EXERCISE DETAILS
Return all of the data exactly as written, without the pictures.

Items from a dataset
================================

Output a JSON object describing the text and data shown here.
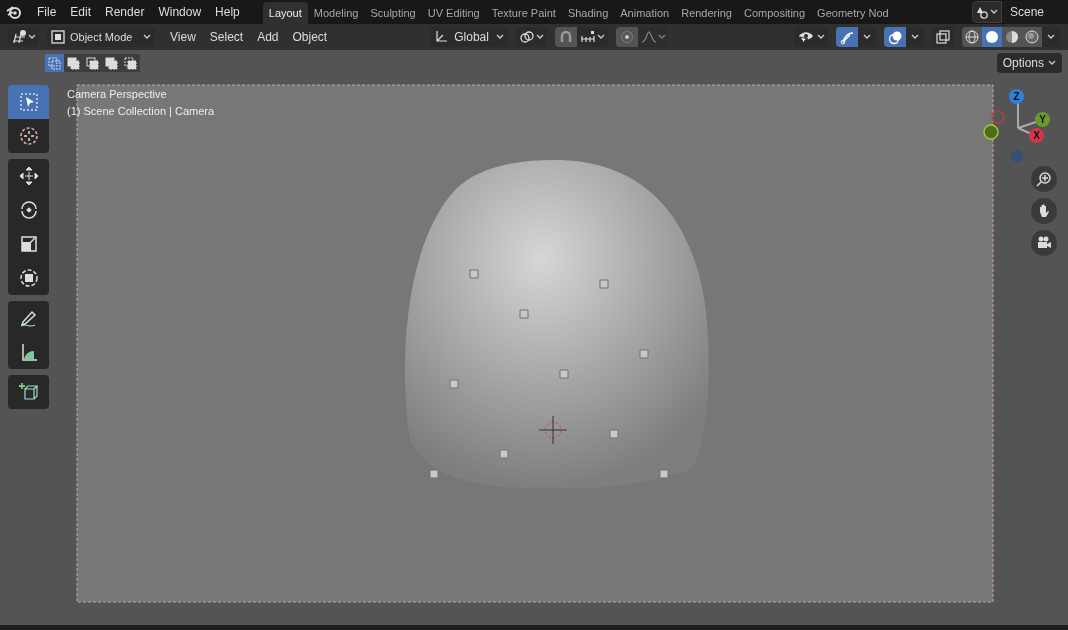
{
  "menus": [
    "File",
    "Edit",
    "Render",
    "Window",
    "Help"
  ],
  "workspaces": [
    {
      "label": "Layout",
      "selected": true
    },
    {
      "label": "Modeling",
      "selected": false
    },
    {
      "label": "Sculpting",
      "selected": false
    },
    {
      "label": "UV Editing",
      "selected": false
    },
    {
      "label": "Texture Paint",
      "selected": false
    },
    {
      "label": "Shading",
      "selected": false
    },
    {
      "label": "Animation",
      "selected": false
    },
    {
      "label": "Rendering",
      "selected": false
    },
    {
      "label": "Compositing",
      "selected": false
    },
    {
      "label": "Geometry Nod",
      "selected": false
    }
  ],
  "scene": {
    "value": "Scene"
  },
  "header": {
    "mode": "Object Mode",
    "menus": [
      "View",
      "Select",
      "Add",
      "Object"
    ],
    "orientation": "Global",
    "snap_on": false,
    "proportional_on": false,
    "gizmos_on": true,
    "overlays_on": true,
    "xray_on": false
  },
  "shading_modes": [
    {
      "selected": false
    },
    {
      "selected": true
    },
    {
      "selected": false
    },
    {
      "selected": false
    }
  ],
  "select_modes": [
    {
      "selected": true
    },
    {
      "selected": false
    },
    {
      "selected": false
    },
    {
      "selected": false
    },
    {
      "selected": false
    }
  ],
  "options_label": "Options",
  "viewport": {
    "title": "Camera Perspective",
    "subtitle": "(1) Scene Collection | Camera"
  },
  "tool_groups": [
    [
      {
        "selected": true
      },
      {
        "selected": false
      }
    ],
    [
      {
        "selected": false
      },
      {
        "selected": false
      },
      {
        "selected": false
      },
      {
        "selected": false
      }
    ],
    [
      {
        "selected": false
      },
      {
        "selected": false
      }
    ],
    [
      {
        "selected": false
      }
    ]
  ],
  "gizmo_axes": [
    "Z",
    "Y",
    "X"
  ]
}
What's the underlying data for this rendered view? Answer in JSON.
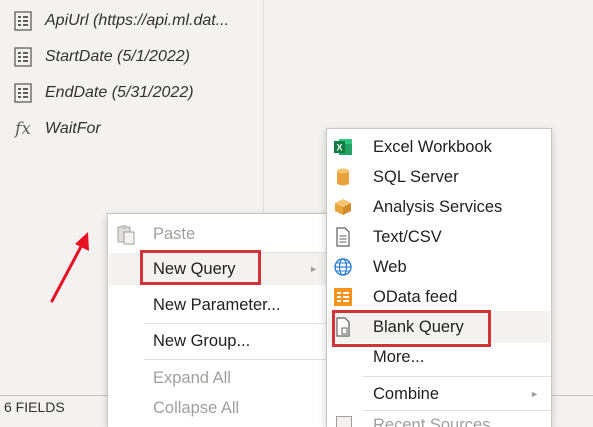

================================

WRITTEN ANSWER
Output a JSON object describing the text and data shown here.
{
  "menus": [
    "File",
    "Edit",
    "Render",
    "Window",
    "Help"
  ],
  "workspaces": [
    {
      "label": "Layout",
      "selected": true
    },
    {
      "label": "Modeling",
      "selected": false
    },
    {
      "label": "Sculpting",
      "selected": false
    },
    {
      "label": "UV Editing",
      "selected": false
    },
    {
      "label": "Texture Paint",
      "selected": false
    },
    {
      "label": "Shading",
      "selected": false
    },
    {
      "label": "Animation",
      "selected": false
    },
    {
      "label": "Rendering",
      "selected": false
    },
    {
      "label": "Compositing",
      "selected": false
    },
    {
      "label": "Geometry Nod",
      "selected": false
    }
  ],
  "scene": {
    "value": "Scene"
  },
  "header": {
    "mode": "Object Mode",
    "menus": [
      "View",
      "Select",
      "Add",
      "Object"
    ],
    "orientation": "Global",
    "snap_on": false,
    "proportional_on": false,
    "gizmos_on": true,
    "overlays_on": true,
    "xray_on": false
  },
  "shading_modes": [
    {
      "selected": false
    },
    {
      "selected": true
    },
    {
      "selected": false
    },
    {
      "selected": false
    }
  ],
  "select_modes": [
    {
      "selected": true
    },
    {
      "selected": false
    },
    {
      "selected": false
    },
    {
      "selected": false
    },
    {
      "selected": false
    }
  ],
  "options_label": "Options",
  "viewport": {
    "title": "Camera Perspective",
    "subtitle": "(1) Scene Collection | Camera"
  },
  "tool_groups": [
    [
      {
        "selected": true
      },
      {
        "selected": false
      }
    ],
    [
      {
        "selected": false
      },
      {
        "selected": false
      },
      {
        "selected": false
      },
      {
        "selected": false
      }
    ],
    [
      {
        "selected": false
      },
      {
        "selected": false
      }
    ],
    [
      {
        "selected": false
      }
    ]
  ],
  "gizmo_axes": [
    "Z",
    "Y",
    "X"
  ]
}
What's the underlying data for this rendered view? Answer in JSON.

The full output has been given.